The bays are designed such that the screws for one bay do not conflict with the bay next to it. So there is no hole counting and guessing whether or not the mount will hit or not being able to pull a bay out because it’s blocked in.
When I went to mount my Swiftech triple radiator I noticed that I couldn’t mount the radiator such that all the mounting holes in the bay and the radiator would line up. The inlet and outlet bungs in the radiator are just a hair too wide to fit. There were two ways to get around this. One way was to grind the mount open more, or offset the radiator one hole. I could still mount the radiator with 4 screws in the center and that should be more than enough to hold the radiator and fans.
Next, I mounted my DDC pump and ran wires and tubing. I originally wanted to mount a D5 pump, but the stock pump was too tall and I could not get it to fit and not kink the tubing. So if you want to use a D5 with your system then you will need to get an aftermarket top to lower the height or change the direction of the outlet.
I finished up with the reservoir and tubing to the CPU block.
The Banchetto 101 does give the end user a lot of room to work and access to parts of the system that are normally blocked or hindered by a standard case.
I did have trouble routing my PCI-e cables to the video card. They were about an inch too short of being able to be routed under the tray to the front of the chassis. I know if I ever add a second card I would need a couple of extension cables.
There is plenty of room to gain access to the back of the PSU and add in a second pump if I wanted to.
And looking from the back, not much to see, but I got to thinking that without fan guards I could have some issues with my monitor, keyboard, and mouse cables rubbing and or getting caught in the fans.

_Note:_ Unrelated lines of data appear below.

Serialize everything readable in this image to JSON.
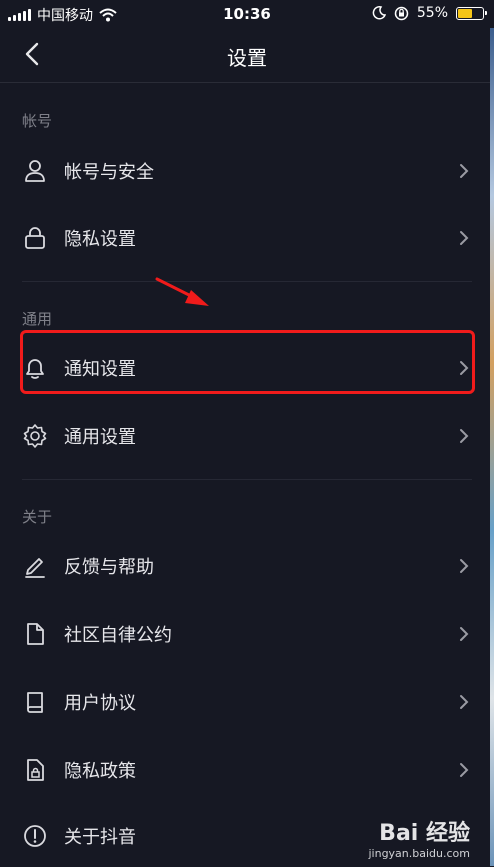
{
  "status": {
    "carrier": "中国移动",
    "time": "10:36",
    "battery": "55%",
    "battery_level": 0.55
  },
  "nav": {
    "title": "设置"
  },
  "sections": [
    {
      "title": "帐号",
      "items": [
        {
          "label": "帐号与安全",
          "icon": "user-icon"
        },
        {
          "label": "隐私设置",
          "icon": "lock-icon"
        }
      ]
    },
    {
      "title": "通用",
      "items": [
        {
          "label": "通知设置",
          "icon": "bell-icon"
        },
        {
          "label": "通用设置",
          "icon": "gear-icon"
        }
      ]
    },
    {
      "title": "关于",
      "items": [
        {
          "label": "反馈与帮助",
          "icon": "pencil-icon"
        },
        {
          "label": "社区自律公约",
          "icon": "document-icon"
        },
        {
          "label": "用户协议",
          "icon": "book-icon"
        },
        {
          "label": "隐私政策",
          "icon": "lock-document-icon"
        },
        {
          "label": "关于抖音",
          "icon": "info-icon"
        }
      ]
    }
  ],
  "watermark": {
    "brand": "Bai 经验",
    "url": "jingyan.baidu.com"
  },
  "colors": {
    "background": "#161823",
    "highlight": "#f01b1b"
  }
}
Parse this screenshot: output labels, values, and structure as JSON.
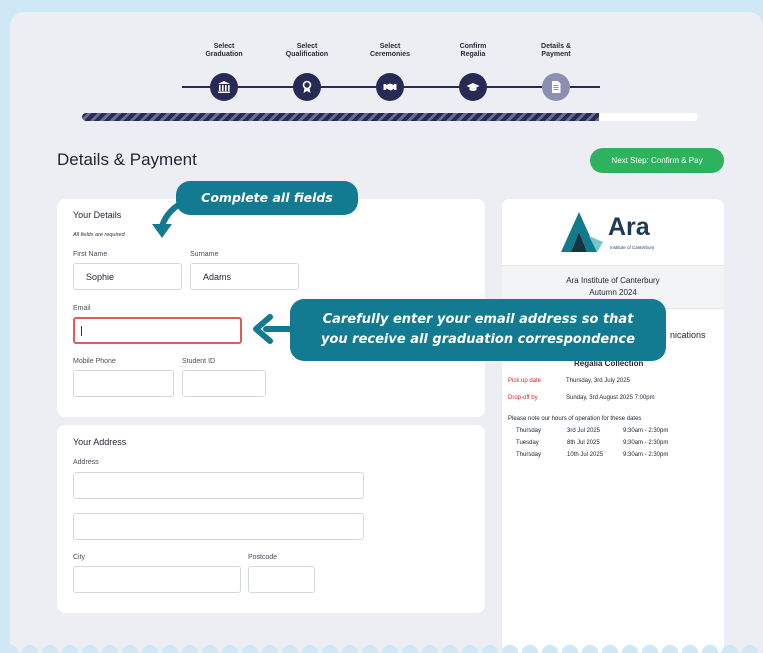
{
  "stepper": {
    "steps": [
      {
        "label_line1": "Select",
        "label_line2": "Graduation",
        "icon": "institution-icon"
      },
      {
        "label_line1": "Select",
        "label_line2": "Qualification",
        "icon": "award-ribbon-icon"
      },
      {
        "label_line1": "Select",
        "label_line2": "Ceremonies",
        "icon": "handshake-icon"
      },
      {
        "label_line1": "Confirm",
        "label_line2": "Regalia",
        "icon": "graduation-cap-icon"
      },
      {
        "label_line1": "Details &",
        "label_line2": "Payment",
        "icon": "document-icon"
      }
    ],
    "progress_fraction": 0.84
  },
  "page": {
    "title": "Details & Payment",
    "next_button": "Next Step: Confirm & Pay"
  },
  "details": {
    "title": "Your Details",
    "required_note": "All fields are required",
    "first_name_label": "First Name",
    "first_name_value": "Sophie",
    "surname_label": "Surname",
    "surname_value": "Adams",
    "email_label": "Email",
    "email_value": "",
    "mobile_label": "Mobile Phone",
    "student_id_label": "Student ID"
  },
  "address": {
    "title": "Your Address",
    "address_label": "Address",
    "city_label": "City",
    "postcode_label": "Postcode"
  },
  "summary": {
    "logo_text": "Ara",
    "logo_subtext": "Institute of Canterbury",
    "institution": "Ara Institute of Canterbury",
    "term": "Autumn 2024",
    "partial_heading": "nications",
    "regalia_heading": "Regalia Collection",
    "pickup_label": "Pick up date",
    "pickup_value": "Thursday, 3rd July 2025",
    "dropoff_label": "Drop-off by",
    "dropoff_value": "Sunday, 3rd August 2025 7:00pm",
    "hours_note": "Please note our hours of operation for these dates",
    "hours": [
      {
        "day": "Thursday",
        "date": "3rd Jul 2025",
        "time": "9:30am - 2:30pm"
      },
      {
        "day": "Tuesday",
        "date": "8th Jul 2025",
        "time": "9:30am - 2:30pm"
      },
      {
        "day": "Thursday",
        "date": "10th Jul 2025",
        "time": "9:30am - 2:30pm"
      }
    ]
  },
  "callouts": {
    "fields": "Complete all fields",
    "email_line1": "Carefully enter your email address so that",
    "email_line2": "you receive all graduation correspondence"
  },
  "colors": {
    "accent_navy": "#272a55",
    "button_green": "#2db35d",
    "callout_teal": "#137b91",
    "error_red": "#e25a5a"
  }
}
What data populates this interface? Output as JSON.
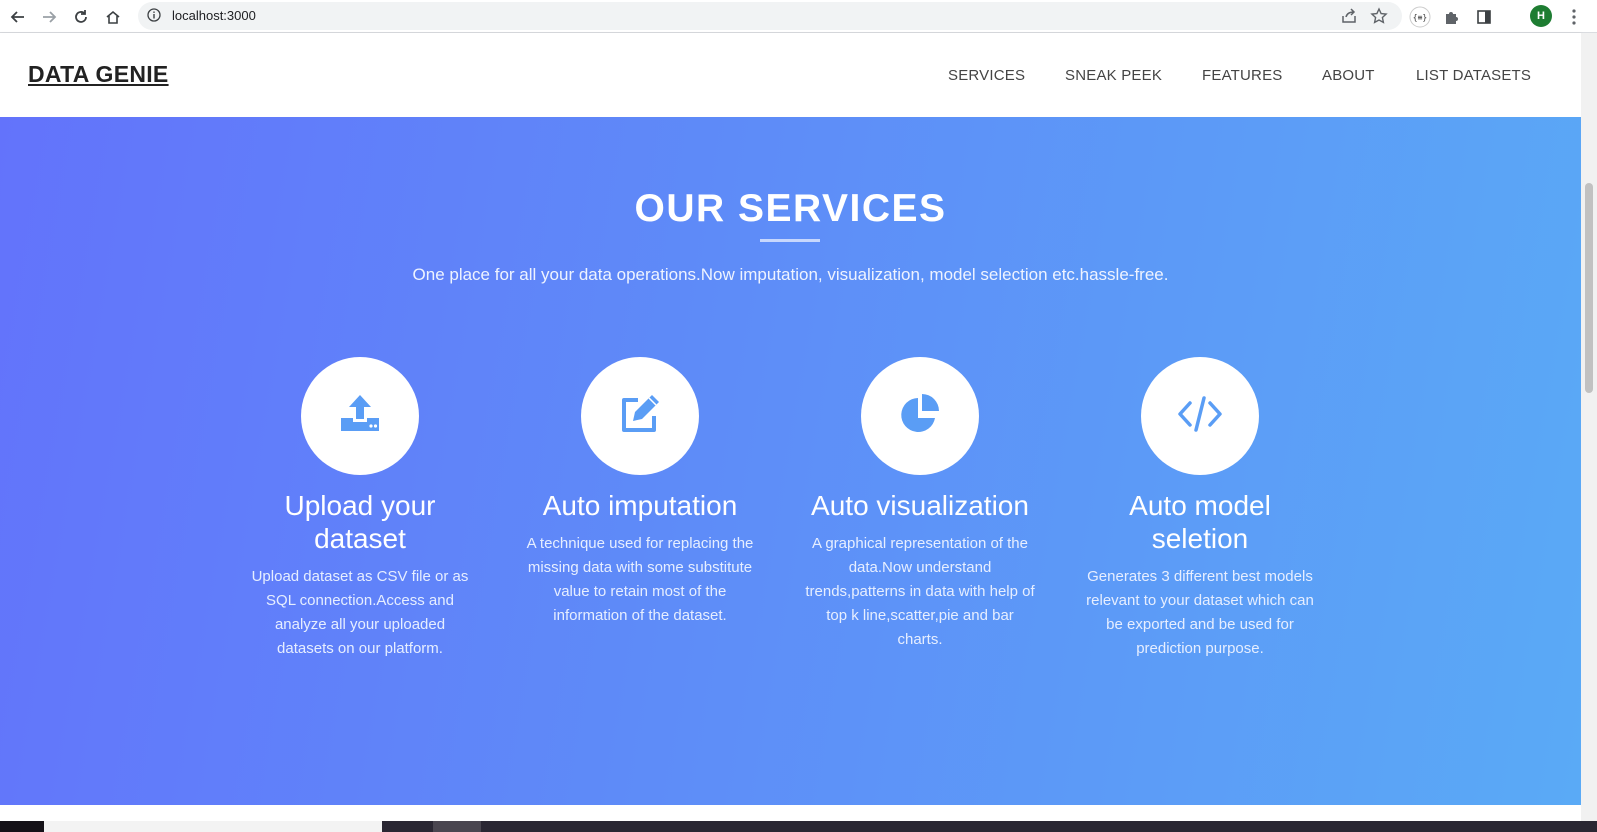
{
  "browser": {
    "url": "localhost:3000",
    "profile_initial": "H"
  },
  "site": {
    "brand": "DATA GENIE",
    "nav": [
      "SERVICES",
      "SNEAK PEEK",
      "FEATURES",
      "ABOUT",
      "LIST DATASETS"
    ]
  },
  "services": {
    "title": "OUR SERVICES",
    "subtitle": "One place for all your data operations.Now imputation, visualization, model selection etc.hassle-free.",
    "items": [
      {
        "icon": "upload-icon",
        "title": "Upload your dataset",
        "description": "Upload dataset as CSV file or as SQL connection.Access and analyze all your uploaded datasets on our platform."
      },
      {
        "icon": "edit-icon",
        "title": "Auto imputation",
        "description": "A technique used for replacing the missing data with some substitute value to retain most of the information of the dataset."
      },
      {
        "icon": "pie-chart-icon",
        "title": "Auto visualization",
        "description": "A graphical representation of the data.Now understand trends,patterns in data with help of top k line,scatter,pie and bar charts."
      },
      {
        "icon": "code-icon",
        "title": "Auto model seletion",
        "description": "Generates 3 different best models relevant to your dataset which can be exported and be used for prediction purpose."
      }
    ]
  },
  "colors": {
    "accent": "#5a9df5",
    "gradient_start": "#6373fb",
    "gradient_end": "#5aaaf6"
  }
}
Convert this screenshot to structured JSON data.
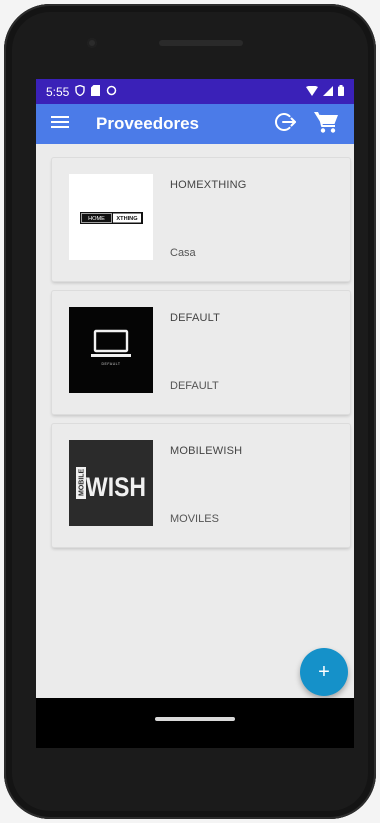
{
  "status_bar": {
    "time": "5:55",
    "icons_left": [
      "shield-icon",
      "sd-card-icon",
      "sync-icon"
    ],
    "icons_right": [
      "wifi-icon",
      "signal-icon",
      "battery-icon"
    ]
  },
  "app_bar": {
    "title": "Proveedores",
    "menu_icon": "menu-icon",
    "actions": [
      "logout-icon",
      "shopping-cart-icon"
    ]
  },
  "providers": [
    {
      "name": "HOMEXTHING",
      "category": "Casa",
      "logo_text_left": "HOME",
      "logo_text_right": "XTHING"
    },
    {
      "name": "DEFAULT",
      "category": "DEFAULT",
      "logo_text": "DEFAULT"
    },
    {
      "name": "MOBILEWISH",
      "category": "MOVILES",
      "logo_side_text": "MOBILE",
      "logo_main_text": "WISH"
    }
  ],
  "fab": {
    "label": "+"
  },
  "colors": {
    "status_bar": "#3a21b8",
    "app_bar": "#4b7be8",
    "fab": "#1591c9",
    "background": "#ebebeb"
  }
}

So I turned the motherboard tray 180*, and in doing so fixed my PSU cable length issue and gave me access to the rear USB ports without reaching. The only things that I would have to reach for now are the power and reset buttons.